= Exercise details =
Please retype the data below in full.

[Element data from apps and pages]
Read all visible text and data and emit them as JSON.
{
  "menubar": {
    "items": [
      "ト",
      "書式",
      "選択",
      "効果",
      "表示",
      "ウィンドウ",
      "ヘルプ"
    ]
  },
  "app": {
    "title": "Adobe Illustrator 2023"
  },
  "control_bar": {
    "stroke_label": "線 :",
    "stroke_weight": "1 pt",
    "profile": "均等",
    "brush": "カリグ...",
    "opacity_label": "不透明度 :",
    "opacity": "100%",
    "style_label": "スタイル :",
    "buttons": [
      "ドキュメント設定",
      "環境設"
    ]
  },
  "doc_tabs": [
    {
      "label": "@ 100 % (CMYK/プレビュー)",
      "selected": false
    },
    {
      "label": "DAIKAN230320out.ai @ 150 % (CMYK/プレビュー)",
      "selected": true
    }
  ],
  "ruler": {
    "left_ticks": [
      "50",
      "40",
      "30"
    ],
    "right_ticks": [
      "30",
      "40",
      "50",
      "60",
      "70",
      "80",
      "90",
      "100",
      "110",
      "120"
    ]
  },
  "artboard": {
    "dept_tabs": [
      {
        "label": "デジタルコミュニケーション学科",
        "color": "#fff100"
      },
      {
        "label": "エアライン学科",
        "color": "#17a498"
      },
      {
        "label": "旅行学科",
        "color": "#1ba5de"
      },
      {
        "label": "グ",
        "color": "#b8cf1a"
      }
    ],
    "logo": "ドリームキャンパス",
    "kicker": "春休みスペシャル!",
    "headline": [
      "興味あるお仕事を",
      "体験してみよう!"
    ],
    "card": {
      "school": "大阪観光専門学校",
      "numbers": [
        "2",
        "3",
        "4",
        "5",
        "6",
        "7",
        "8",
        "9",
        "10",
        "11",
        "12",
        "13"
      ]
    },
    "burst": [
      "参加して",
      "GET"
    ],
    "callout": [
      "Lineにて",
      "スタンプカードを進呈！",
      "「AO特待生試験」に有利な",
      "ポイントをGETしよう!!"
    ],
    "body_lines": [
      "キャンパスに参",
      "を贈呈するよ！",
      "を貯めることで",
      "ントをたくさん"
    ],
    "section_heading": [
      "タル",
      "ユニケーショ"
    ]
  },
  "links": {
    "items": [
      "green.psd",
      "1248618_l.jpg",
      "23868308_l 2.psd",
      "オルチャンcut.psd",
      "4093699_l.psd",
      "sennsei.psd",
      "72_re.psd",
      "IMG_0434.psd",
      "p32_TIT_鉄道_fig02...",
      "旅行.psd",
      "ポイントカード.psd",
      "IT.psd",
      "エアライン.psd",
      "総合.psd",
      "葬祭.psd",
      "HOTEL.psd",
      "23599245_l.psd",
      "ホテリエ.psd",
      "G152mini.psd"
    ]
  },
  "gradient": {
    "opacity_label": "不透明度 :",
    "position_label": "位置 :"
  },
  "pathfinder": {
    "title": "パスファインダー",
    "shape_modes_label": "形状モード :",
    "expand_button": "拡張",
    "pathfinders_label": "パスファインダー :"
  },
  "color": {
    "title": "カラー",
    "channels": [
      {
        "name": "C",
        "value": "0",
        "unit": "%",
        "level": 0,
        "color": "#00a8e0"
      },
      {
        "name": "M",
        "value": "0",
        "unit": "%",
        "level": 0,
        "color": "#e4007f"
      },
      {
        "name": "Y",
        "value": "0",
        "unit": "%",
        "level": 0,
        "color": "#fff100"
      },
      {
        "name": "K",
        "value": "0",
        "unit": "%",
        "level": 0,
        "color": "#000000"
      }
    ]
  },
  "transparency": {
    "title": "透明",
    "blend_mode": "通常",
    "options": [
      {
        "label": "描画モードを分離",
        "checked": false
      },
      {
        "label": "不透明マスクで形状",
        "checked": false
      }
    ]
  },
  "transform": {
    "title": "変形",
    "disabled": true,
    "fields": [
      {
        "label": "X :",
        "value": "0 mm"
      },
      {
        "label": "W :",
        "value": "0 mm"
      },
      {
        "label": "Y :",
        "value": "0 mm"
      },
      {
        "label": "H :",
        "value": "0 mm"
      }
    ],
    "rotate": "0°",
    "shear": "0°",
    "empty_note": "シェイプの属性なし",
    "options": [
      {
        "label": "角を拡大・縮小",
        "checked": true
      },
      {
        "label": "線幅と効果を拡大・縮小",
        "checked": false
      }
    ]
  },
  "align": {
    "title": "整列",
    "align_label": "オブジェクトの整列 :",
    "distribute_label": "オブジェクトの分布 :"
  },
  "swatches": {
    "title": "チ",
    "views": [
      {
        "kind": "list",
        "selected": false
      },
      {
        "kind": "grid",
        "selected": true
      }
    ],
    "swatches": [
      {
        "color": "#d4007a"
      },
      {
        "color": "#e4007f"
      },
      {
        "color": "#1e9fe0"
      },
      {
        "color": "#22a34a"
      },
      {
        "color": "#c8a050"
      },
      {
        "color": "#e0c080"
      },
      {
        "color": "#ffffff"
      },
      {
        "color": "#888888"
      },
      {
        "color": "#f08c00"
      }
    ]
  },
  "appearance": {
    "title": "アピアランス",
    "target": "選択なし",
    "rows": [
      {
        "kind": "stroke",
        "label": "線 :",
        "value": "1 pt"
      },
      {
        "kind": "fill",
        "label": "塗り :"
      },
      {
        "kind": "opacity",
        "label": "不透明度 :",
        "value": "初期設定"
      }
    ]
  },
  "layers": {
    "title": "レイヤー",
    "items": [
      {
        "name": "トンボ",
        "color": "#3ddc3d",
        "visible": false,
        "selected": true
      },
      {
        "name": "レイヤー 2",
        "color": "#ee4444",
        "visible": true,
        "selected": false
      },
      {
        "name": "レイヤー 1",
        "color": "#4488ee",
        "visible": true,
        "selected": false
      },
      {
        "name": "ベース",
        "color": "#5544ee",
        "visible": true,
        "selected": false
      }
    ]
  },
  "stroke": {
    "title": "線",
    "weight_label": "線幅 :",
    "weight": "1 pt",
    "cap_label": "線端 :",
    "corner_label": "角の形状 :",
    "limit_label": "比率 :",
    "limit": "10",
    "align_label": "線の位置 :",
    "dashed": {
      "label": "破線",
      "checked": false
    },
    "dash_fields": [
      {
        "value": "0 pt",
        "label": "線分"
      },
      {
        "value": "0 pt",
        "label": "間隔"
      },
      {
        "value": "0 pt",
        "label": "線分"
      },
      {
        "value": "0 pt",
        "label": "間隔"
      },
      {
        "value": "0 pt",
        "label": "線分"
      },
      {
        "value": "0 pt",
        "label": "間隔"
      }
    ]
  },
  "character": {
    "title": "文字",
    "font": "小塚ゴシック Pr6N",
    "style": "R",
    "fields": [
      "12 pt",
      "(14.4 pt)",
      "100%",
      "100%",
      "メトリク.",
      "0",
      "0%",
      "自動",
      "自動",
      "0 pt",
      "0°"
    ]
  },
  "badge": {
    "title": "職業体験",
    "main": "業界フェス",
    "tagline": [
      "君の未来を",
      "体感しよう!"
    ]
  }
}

= Answer box =
Read all visible text and data and emit them as JSON.
{
  "menubar": {
    "items": [
      "ト",
      "書式",
      "選択",
      "効果",
      "表示",
      "ウィンドウ",
      "ヘルプ"
    ]
  },
  "app": {
    "title": "Adobe Illustrator 2023"
  },
  "control_bar": {
    "stroke_label": "線 :",
    "stroke_weight": "1 pt",
    "profile": "均等",
    "brush": "カリグ...",
    "opacity_label": "不透明度 :",
    "opacity": "100%",
    "style_label": "スタイル :",
    "buttons": [
      "ドキュメント設定",
      "環境設"
    ]
  },
  "doc_tabs": [
    {
      "label": "@ 100 % (CMYK/プレビュー)",
      "selected": false
    },
    {
      "label": "DAIKAN230320out.ai @ 150 % (CMYK/プレビュー)",
      "selected": true
    }
  ],
  "ruler": {
    "left_ticks": [
      "50",
      "40",
      "30"
    ],
    "right_ticks": [
      "30",
      "40",
      "50",
      "60",
      "70",
      "80",
      "90",
      "100",
      "110",
      "120"
    ]
  },
  "artboard": {
    "dept_tabs": [
      {
        "label": "デジタルコミュニケーション学科",
        "color": "#fff100"
      },
      {
        "label": "エアライン学科",
        "color": "#17a498"
      },
      {
        "label": "旅行学科",
        "color": "#1ba5de"
      },
      {
        "label": "グ",
        "color": "#b8cf1a"
      }
    ],
    "logo": "ドリームキャンパス",
    "kicker": "春休みスペシャル!",
    "headline": [
      "興味あるお仕事を",
      "体験してみよう!"
    ],
    "card": {
      "school": "大阪観光専門学校",
      "numbers": [
        "2",
        "3",
        "4",
        "5",
        "6",
        "7",
        "8",
        "9",
        "10",
        "11",
        "12",
        "13"
      ]
    },
    "burst": [
      "参加して",
      "GET"
    ],
    "callout": [
      "Lineにて",
      "スタンプカードを進呈！",
      "「AO特待生試験」に有利な",
      "ポイントをGETしよう!!"
    ],
    "body_lines": [
      "キャンパスに参",
      "を贈呈するよ！",
      "を貯めることで",
      "ントをたくさん"
    ],
    "section_heading": [
      "タル",
      "ユニケーショ"
    ]
  },
  "links": {
    "items": [
      "green.psd",
      "1248618_l.jpg",
      "23868308_l 2.psd",
      "オルチャンcut.psd",
      "4093699_l.psd",
      "sennsei.psd",
      "72_re.psd",
      "IMG_0434.psd",
      "p32_TIT_鉄道_fig02...",
      "旅行.psd",
      "ポイントカード.psd",
      "IT.psd",
      "エアライン.psd",
      "総合.psd",
      "葬祭.psd",
      "HOTEL.psd",
      "23599245_l.psd",
      "ホテリエ.psd",
      "G152mini.psd"
    ]
  },
  "gradient": {
    "opacity_label": "不透明度 :",
    "position_label": "位置 :"
  },
  "pathfinder": {
    "title": "パスファインダー",
    "shape_modes_label": "形状モード :",
    "expand_button": "拡張",
    "pathfinders_label": "パスファインダー :"
  },
  "color": {
    "title": "カラー",
    "channels": [
      {
        "name": "C",
        "value": "0",
        "unit": "%",
        "level": 0,
        "color": "#00a8e0"
      },
      {
        "name": "M",
        "value": "0",
        "unit": "%",
        "level": 0,
        "color": "#e4007f"
      },
      {
        "name": "Y",
        "value": "0",
        "unit": "%",
        "level": 0,
        "color": "#fff100"
      },
      {
        "name": "K",
        "value": "0",
        "unit": "%",
        "level": 0,
        "color": "#000000"
      }
    ]
  },
  "transparency": {
    "title": "透明",
    "blend_mode": "通常",
    "options": [
      {
        "label": "描画モードを分離",
        "checked": false
      },
      {
        "label": "不透明マスクで形状",
        "checked": false
      }
    ]
  },
  "transform": {
    "title": "変形",
    "disabled": true,
    "fields": [
      {
        "label": "X :",
        "value": "0 mm"
      },
      {
        "label": "W :",
        "value": "0 mm"
      },
      {
        "label": "Y :",
        "value": "0 mm"
      },
      {
        "label": "H :",
        "value": "0 mm"
      }
    ],
    "rotate": "0°",
    "shear": "0°",
    "empty_note": "シェイプの属性なし",
    "options": [
      {
        "label": "角を拡大・縮小",
        "checked": true
      },
      {
        "label": "線幅と効果を拡大・縮小",
        "checked": false
      }
    ]
  },
  "align": {
    "title": "整列",
    "align_label": "オブジェクトの整列 :",
    "distribute_label": "オブジェクトの分布 :"
  },
  "swatches": {
    "title": "チ",
    "views": [
      {
        "kind": "list",
        "selected": false
      },
      {
        "kind": "grid",
        "selected": true
      }
    ],
    "swatches": [
      {
        "color": "#d4007a"
      },
      {
        "color": "#e4007f"
      },
      {
        "color": "#1e9fe0"
      },
      {
        "color": "#22a34a"
      },
      {
        "color": "#c8a050"
      },
      {
        "color": "#e0c080"
      },
      {
        "color": "#ffffff"
      },
      {
        "color": "#888888"
      },
      {
        "color": "#f08c00"
      }
    ]
  },
  "appearance": {
    "title": "アピアランス",
    "target": "選択なし",
    "rows": [
      {
        "kind": "stroke",
        "label": "線 :",
        "value": "1 pt"
      },
      {
        "kind": "fill",
        "label": "塗り :"
      },
      {
        "kind": "opacity",
        "label": "不透明度 :",
        "value": "初期設定"
      }
    ]
  },
  "layers": {
    "title": "レイヤー",
    "items": [
      {
        "name": "トンボ",
        "color": "#3ddc3d",
        "visible": false,
        "selected": true
      },
      {
        "name": "レイヤー 2",
        "color": "#ee4444",
        "visible": true,
        "selected": false
      },
      {
        "name": "レイヤー 1",
        "color": "#4488ee",
        "visible": true,
        "selected": false
      },
      {
        "name": "ベース",
        "color": "#5544ee",
        "visible": true,
        "selected": false
      }
    ]
  },
  "stroke": {
    "title": "線",
    "weight_label": "線幅 :",
    "weight": "1 pt",
    "cap_label": "線端 :",
    "corner_label": "角の形状 :",
    "limit_label": "比率 :",
    "limit": "10",
    "align_label": "線の位置 :",
    "dashed": {
      "label": "破線",
      "checked": false
    },
    "dash_fields": [
      {
        "value": "0 pt",
        "label": "線分"
      },
      {
        "value": "0 pt",
        "label": "間隔"
      },
      {
        "value": "0 pt",
        "label": "線分"
      },
      {
        "value": "0 pt",
        "label": "間隔"
      },
      {
        "value": "0 pt",
        "label": "線分"
      },
      {
        "value": "0 pt",
        "label": "間隔"
      }
    ]
  },
  "character": {
    "title": "文字",
    "font": "小塚ゴシック Pr6N",
    "style": "R",
    "fields": [
      "12 pt",
      "(14.4 pt)",
      "100%",
      "100%",
      "メトリク.",
      "0",
      "0%",
      "自動",
      "自動",
      "0 pt",
      "0°"
    ]
  },
  "badge": {
    "title": "職業体験",
    "main": "業界フェス",
    "tagline": [
      "君の未来を",
      "体感しよう!"
    ]
  }
}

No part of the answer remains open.